Ambrose Field describes the Architexture II :
Created by detailed part-writing, the singers constantly weave in and out of each other as the piece surges and flows in flurries of activity. It’s always moving, but I also wanted like to give a sense of being frozen in a moment, which is extended forever. I’ve always liked those moments in the movies where time suddenly stands still, yet meanwhile, you see all the internal details of the events flow past you in a kind of cool slow motion. Architexture II is little like that: expect a kind of ultra-minimal contemporary music (not in a 1960s way), yet one that delivers it’s message through huge, large-scale textures.
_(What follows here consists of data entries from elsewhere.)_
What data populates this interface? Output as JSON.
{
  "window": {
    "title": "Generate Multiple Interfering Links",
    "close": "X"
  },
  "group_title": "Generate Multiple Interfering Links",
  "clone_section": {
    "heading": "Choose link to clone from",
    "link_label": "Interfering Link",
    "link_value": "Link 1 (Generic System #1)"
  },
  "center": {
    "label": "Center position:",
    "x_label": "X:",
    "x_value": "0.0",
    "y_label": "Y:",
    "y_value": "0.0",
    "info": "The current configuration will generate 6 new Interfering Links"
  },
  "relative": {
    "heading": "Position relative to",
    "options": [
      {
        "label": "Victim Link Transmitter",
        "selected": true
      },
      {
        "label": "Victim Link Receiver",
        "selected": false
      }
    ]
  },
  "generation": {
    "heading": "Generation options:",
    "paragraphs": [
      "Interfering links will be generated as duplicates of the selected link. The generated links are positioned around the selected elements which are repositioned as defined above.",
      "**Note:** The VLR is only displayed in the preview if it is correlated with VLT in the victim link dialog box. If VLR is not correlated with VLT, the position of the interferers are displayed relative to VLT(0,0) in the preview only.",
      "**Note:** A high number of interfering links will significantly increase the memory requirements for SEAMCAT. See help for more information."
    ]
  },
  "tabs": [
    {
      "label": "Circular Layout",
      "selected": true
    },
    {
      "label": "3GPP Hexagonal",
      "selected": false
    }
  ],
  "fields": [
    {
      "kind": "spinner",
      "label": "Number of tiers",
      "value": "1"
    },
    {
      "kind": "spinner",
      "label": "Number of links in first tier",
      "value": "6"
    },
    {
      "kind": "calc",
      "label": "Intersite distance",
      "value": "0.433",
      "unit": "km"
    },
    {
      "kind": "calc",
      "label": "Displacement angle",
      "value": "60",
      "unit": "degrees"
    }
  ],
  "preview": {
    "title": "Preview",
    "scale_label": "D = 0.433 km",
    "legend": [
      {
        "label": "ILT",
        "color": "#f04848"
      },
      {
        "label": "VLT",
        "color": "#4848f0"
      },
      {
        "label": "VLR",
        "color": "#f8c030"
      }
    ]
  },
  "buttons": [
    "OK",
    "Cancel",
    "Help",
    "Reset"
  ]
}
Taking inspiration from medieval music (in particular, the sounds of first practice, early polyphony), I’ve adapted historical composition techniques to become modern tools for sculpting a large-scale vocal composition. Polyphony, for many renaissance composers, was all about creating a beautiful sound world from intricate overlapping of parts. That’s all very well to help make some wonderful textures, but how can we achieve clarity too? I wanted to know! So, I’ve spent a lot of time moving tiny phrases and musical lines around so that absolutely everyone’s contribution is clear, despite the vast acoustic (and I mean vast – it’s 11 seconds long at some frequencies) the piece will be performed in.
We’re using a kind of acoustic augmented reality. St Mary’s Abbey was one of the largest buildings in York by the year 1266. It was knocked down in 1530. The idea is to overlay the acoustic of what St Mary’s would have sounded like onto the actual space which exists today.